Data section.
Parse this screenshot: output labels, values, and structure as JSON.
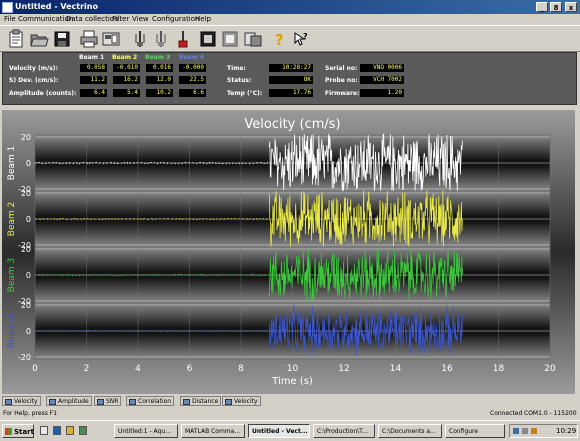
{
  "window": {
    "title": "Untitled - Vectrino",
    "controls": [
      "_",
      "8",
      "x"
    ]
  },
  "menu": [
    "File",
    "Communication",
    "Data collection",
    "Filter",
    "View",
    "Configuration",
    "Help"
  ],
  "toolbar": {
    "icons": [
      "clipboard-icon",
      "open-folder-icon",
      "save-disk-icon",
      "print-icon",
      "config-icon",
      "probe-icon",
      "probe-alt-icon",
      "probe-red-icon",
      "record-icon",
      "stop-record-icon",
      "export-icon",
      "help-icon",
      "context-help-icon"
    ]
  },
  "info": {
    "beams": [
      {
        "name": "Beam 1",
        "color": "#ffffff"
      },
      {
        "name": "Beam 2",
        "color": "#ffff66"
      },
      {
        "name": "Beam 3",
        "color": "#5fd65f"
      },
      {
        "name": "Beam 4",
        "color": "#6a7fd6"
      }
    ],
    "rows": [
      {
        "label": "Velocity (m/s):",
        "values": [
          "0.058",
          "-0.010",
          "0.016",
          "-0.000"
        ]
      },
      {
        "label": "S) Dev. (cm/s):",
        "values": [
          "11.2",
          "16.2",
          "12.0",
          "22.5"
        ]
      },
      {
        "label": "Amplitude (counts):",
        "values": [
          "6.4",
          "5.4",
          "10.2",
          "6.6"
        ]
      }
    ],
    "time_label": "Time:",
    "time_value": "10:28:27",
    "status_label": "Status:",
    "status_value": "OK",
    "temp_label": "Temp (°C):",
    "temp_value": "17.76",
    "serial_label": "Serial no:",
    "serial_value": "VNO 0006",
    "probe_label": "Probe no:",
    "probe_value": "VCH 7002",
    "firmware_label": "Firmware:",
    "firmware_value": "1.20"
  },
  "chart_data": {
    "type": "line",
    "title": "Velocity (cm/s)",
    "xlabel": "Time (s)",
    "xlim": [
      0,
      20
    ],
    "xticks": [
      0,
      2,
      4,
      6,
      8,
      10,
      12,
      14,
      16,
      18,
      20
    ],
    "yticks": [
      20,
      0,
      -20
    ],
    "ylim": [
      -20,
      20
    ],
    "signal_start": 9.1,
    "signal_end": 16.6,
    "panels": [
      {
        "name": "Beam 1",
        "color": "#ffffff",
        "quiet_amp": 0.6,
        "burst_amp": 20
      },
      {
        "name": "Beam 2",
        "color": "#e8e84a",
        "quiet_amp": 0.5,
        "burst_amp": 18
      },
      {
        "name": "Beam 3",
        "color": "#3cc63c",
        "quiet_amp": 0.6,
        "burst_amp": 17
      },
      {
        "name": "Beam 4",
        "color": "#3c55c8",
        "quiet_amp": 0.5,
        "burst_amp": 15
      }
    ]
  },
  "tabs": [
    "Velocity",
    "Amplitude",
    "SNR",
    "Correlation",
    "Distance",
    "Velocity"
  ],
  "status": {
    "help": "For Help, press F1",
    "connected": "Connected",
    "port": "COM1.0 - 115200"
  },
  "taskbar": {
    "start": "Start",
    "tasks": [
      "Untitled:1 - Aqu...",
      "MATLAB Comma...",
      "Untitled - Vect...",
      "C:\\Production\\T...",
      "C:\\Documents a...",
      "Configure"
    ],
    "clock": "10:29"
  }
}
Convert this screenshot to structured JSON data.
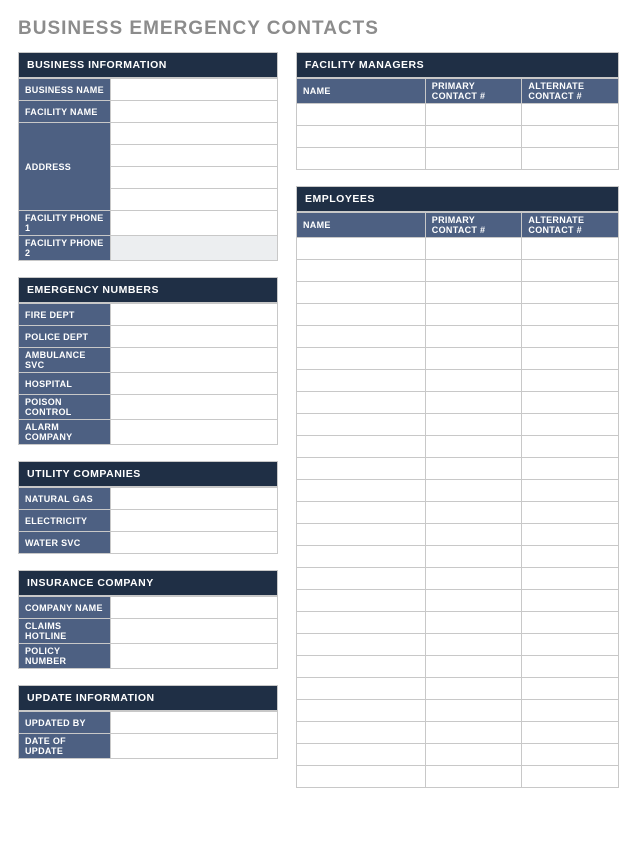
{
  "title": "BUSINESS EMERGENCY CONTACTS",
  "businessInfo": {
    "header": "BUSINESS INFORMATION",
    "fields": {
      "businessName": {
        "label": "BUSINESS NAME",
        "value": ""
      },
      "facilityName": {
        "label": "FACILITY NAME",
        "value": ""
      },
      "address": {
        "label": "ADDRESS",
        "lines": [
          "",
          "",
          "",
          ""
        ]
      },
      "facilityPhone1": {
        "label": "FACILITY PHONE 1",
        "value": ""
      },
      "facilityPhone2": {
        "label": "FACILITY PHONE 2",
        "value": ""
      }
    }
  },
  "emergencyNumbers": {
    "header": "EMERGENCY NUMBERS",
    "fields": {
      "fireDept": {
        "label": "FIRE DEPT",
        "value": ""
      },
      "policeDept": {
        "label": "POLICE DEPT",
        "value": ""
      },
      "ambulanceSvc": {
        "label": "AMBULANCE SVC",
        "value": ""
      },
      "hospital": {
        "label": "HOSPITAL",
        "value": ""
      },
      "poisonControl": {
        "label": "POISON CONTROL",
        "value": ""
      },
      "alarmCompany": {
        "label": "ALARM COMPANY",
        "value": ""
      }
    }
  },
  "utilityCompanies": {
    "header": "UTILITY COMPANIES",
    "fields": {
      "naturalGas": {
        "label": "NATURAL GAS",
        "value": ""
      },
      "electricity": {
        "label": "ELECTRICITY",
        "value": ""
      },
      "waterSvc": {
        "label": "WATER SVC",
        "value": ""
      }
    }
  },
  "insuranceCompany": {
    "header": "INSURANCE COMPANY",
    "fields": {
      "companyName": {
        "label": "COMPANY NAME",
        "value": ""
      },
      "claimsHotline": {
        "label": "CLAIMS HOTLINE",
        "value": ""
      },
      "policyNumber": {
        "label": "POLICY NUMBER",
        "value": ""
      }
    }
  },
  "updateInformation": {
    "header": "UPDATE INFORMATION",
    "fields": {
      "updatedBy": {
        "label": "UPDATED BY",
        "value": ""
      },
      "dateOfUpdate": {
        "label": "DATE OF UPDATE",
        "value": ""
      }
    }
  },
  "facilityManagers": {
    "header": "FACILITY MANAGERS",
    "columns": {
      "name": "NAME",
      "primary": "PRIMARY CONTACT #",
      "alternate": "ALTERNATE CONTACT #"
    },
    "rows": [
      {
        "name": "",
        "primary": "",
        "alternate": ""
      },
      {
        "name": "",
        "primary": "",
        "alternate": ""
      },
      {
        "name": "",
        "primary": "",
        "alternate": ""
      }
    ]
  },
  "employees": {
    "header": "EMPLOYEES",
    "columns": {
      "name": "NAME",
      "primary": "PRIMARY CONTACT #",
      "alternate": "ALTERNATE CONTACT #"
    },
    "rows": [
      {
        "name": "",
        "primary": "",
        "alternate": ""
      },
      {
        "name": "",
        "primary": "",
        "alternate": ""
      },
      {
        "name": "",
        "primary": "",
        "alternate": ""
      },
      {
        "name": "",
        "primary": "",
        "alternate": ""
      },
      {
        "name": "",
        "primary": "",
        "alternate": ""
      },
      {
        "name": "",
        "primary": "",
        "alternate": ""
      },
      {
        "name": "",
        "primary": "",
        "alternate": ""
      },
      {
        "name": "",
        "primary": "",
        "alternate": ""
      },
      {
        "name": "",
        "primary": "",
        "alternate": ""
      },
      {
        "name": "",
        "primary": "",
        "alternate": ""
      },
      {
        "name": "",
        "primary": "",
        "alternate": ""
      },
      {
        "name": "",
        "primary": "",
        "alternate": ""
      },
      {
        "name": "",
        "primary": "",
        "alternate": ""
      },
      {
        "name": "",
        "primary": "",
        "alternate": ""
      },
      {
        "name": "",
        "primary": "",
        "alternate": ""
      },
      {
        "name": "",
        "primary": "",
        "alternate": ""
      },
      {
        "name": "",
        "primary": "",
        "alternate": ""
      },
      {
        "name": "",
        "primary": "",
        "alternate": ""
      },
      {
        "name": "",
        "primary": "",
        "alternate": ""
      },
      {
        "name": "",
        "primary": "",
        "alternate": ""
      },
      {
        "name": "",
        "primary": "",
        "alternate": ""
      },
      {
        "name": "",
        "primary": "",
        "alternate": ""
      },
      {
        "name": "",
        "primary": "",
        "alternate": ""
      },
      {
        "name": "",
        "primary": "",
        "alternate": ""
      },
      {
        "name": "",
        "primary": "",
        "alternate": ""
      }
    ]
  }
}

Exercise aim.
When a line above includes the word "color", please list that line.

Answer space.
        "color": "#ffffff"
        "color": "#ffff66"
        "color": "#5fd65f"
        "color": "#6a7fd6"
        "color": "#ffffff",
        "color": "#e8e84a",
        "color": "#3cc63c",
        "color": "#3c55c8",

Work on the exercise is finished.